According to Sen. Paul, summits, such as the conference on climate change, do not always have a practical impact, but are instead about surrendering sovereignty. He warned, granting power to an international agency, such as the United Nations, could result in “a bunch of two-bit dictators telling America what to do.” Due to his skepticism of international agencies, Paul has introduced a bill to have Obama’s climate change agreement considered as a treaty, not as a presidential agreement. As he prepares to ensure the agreement signed in Paris does not become American law, Sen. Paul noted a hint of deja-vu, as he fought the same battle, and lost, over the controversial Iran deal earlier this year.
Ingraham: The President spoke out this morning in Paris at the kick-off of the big climate change summit, Senator Paul. This is part of what he said. He appreciates President Xi’s cooperation on this issue, but isn’t it the case that most countries, countries like China, make these commitments during these talks, they have no practical impact on the climate, then they just ignore their commitments. What is this really all about? (5:49)
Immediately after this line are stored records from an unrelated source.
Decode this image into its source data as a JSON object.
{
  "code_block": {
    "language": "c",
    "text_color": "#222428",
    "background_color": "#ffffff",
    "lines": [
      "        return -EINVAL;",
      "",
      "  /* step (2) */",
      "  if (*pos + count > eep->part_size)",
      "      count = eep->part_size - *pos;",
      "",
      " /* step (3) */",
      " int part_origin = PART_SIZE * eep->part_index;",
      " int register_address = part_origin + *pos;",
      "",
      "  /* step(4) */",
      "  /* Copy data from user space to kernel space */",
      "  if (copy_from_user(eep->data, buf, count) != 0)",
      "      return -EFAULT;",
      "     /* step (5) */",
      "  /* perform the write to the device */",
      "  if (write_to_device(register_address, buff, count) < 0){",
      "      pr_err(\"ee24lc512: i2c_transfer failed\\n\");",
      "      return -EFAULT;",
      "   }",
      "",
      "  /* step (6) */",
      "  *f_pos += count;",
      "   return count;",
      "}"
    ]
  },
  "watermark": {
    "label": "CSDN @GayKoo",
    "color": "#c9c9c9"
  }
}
Paul: Giving up sovereignty is one thing it’s about. The question I would have for him is, does he agree with Bernie Sanders that climate change is a greater danger to the country than terrorism. I mean, that’s one of the most ludicrous statements I’ve ever heard. And, somebody gave Bernie Sanders a pass on that. But, these people on the left actually do believe that. Many of them think that climate change is somehow a bigger threat to our country than terrorism. But, that just shows how far out there they are - these alarmists, these apocalyptic folks. But, one thing I’ve introduced to try to make sure what they’re signing over there doesn’t become law in our land is, I’ve introduced a bill to have it considered as a treaty, not as a presidential agreement. And, as you recall, this is the same kind of fight we had over the Iran agreement, whether it should be a treaty or an agreement. And, the only way we can force the issue is to have a vote in the Senate on calling it a treaty, and that’s what I intend to have. (6:51)
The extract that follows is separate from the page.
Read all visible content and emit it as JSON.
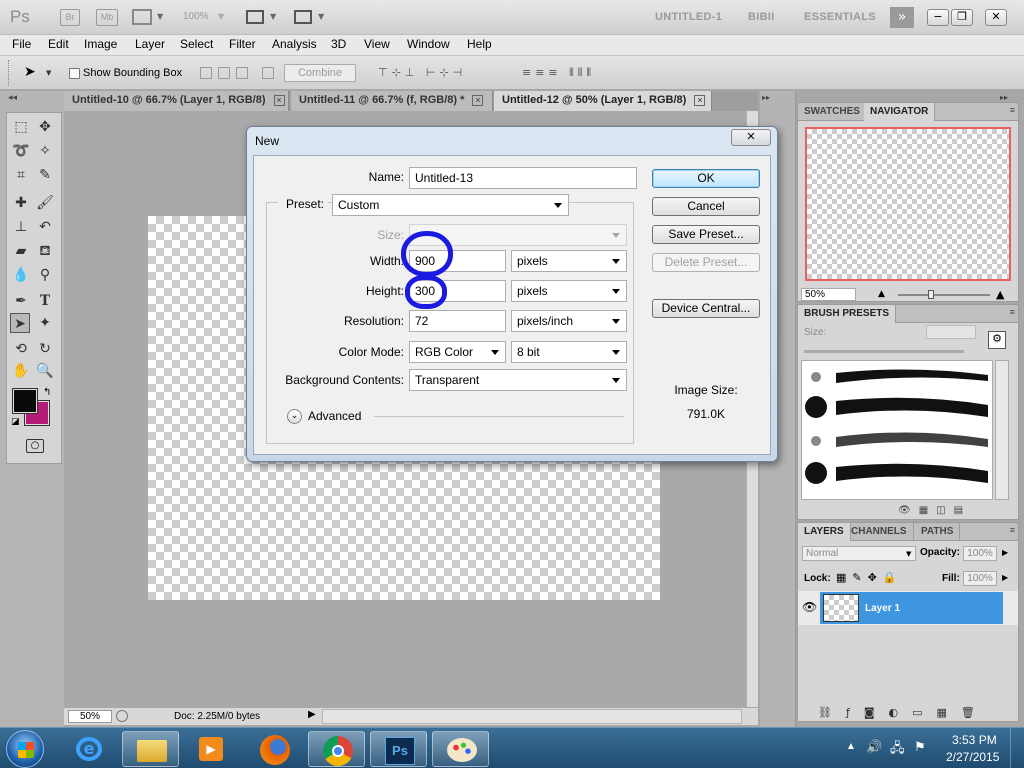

Ingraham: You hit the nail on the head, Senator Paul, as you often do, this is about sovereignty. This is about the United States’ ability to forge her own future, through her own duly elected representatives. So, it’s not so much about climate change as it is about global governance and setting up global rules of the road that then completely supercede what any of y’all do in Congress. And, that’s why they love the TPP so much. The TPP goes down the same global governance rule as the climate change agreement. And, my question to you is, how do these agreements help the average person’s standards of living in the United States? (7:46)
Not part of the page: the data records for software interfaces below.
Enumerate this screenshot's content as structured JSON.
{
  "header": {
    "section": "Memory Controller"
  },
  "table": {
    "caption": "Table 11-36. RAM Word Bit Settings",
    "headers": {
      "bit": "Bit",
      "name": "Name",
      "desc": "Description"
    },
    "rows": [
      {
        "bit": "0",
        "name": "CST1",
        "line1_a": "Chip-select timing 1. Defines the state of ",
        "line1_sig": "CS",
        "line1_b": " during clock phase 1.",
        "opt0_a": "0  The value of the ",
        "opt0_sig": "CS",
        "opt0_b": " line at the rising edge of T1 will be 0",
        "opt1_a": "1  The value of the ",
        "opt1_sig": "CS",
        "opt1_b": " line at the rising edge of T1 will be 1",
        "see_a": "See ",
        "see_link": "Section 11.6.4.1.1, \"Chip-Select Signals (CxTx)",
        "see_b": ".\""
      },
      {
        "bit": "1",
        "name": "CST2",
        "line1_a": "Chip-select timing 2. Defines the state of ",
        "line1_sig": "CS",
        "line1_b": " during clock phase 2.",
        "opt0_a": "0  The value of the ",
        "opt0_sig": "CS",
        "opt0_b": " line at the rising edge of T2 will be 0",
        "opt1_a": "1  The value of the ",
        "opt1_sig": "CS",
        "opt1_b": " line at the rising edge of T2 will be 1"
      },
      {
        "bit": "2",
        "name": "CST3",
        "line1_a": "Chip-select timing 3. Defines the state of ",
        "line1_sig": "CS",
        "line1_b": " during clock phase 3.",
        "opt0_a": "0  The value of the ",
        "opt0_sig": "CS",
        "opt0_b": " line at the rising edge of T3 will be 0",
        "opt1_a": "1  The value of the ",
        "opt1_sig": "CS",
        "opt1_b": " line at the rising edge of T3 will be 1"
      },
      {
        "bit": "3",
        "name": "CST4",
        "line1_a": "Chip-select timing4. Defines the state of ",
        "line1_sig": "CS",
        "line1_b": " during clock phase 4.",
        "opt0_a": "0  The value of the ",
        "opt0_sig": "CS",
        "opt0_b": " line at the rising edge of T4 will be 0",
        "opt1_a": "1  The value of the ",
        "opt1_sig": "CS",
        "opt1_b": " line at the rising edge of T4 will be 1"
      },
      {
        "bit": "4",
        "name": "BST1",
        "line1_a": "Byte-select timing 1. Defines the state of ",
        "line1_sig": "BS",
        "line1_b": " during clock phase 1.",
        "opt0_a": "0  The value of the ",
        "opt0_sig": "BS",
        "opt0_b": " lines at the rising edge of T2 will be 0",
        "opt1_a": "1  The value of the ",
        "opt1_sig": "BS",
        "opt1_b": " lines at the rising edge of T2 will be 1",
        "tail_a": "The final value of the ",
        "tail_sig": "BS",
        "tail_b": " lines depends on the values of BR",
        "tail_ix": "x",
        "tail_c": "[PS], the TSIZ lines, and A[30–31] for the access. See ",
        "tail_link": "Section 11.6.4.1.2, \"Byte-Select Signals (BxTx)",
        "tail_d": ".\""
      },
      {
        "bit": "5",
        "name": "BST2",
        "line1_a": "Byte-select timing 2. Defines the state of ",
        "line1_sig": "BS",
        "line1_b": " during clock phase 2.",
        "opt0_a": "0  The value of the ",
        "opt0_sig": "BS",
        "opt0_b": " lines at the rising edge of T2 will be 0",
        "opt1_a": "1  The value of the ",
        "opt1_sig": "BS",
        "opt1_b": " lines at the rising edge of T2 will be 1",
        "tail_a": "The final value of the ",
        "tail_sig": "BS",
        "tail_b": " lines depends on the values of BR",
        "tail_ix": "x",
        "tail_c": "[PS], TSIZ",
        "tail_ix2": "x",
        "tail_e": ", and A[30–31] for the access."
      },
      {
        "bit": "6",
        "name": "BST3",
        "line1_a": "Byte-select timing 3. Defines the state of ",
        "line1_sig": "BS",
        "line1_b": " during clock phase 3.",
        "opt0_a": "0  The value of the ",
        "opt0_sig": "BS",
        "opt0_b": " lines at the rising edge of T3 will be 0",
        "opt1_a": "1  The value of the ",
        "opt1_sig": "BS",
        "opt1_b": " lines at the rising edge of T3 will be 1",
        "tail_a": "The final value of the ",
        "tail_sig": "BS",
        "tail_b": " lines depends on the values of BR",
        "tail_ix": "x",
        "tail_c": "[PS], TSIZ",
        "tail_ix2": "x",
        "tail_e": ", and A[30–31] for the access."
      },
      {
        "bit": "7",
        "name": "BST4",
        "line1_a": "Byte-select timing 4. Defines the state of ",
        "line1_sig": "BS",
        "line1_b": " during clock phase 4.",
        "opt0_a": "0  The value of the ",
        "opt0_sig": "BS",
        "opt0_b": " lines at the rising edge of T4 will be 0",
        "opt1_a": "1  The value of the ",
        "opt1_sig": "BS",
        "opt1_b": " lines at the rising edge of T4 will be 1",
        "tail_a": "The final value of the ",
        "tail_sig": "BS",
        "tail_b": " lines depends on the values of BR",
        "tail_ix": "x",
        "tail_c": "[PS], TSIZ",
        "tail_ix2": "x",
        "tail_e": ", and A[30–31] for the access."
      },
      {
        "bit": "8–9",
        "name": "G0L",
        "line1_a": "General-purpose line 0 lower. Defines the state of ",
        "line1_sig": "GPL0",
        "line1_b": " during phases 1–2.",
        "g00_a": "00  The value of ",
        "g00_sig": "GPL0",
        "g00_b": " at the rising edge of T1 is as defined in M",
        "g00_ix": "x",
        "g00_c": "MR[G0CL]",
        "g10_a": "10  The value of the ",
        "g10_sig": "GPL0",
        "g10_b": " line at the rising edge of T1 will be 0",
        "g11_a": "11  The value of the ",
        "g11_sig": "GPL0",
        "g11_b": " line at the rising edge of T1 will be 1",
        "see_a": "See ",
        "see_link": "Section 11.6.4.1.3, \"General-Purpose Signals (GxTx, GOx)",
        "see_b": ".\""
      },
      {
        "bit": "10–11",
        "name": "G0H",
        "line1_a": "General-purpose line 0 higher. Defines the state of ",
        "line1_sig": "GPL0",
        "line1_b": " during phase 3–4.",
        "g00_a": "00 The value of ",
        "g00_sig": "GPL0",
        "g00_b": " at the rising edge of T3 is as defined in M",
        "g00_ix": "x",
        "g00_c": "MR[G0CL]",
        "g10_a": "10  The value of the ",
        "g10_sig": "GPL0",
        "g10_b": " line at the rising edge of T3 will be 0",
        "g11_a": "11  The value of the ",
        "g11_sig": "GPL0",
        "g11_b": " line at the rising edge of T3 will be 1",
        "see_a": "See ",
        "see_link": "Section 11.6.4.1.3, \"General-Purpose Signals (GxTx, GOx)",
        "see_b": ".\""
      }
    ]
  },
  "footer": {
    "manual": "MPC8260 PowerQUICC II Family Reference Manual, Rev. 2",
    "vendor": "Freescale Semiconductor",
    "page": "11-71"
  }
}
Paul: Well, there’s a real danger they can do the opposite. The danger that an international body, some kind of UN body, could kind of tell the U.S. government that our taxes are too low or our regulations are too soft and therefore we need to raise them because we are undercutting or selling our products cheaper than someone, because our taxes aren’t high enough. That kind of craziness and government gobble-de-gook does come out of these international agencies. So, I don’t like international agencies with a bunch of two-bit dictators telling America what to do and I’ve been very concerned about giving up our sovereignty to international agencies. (8:27)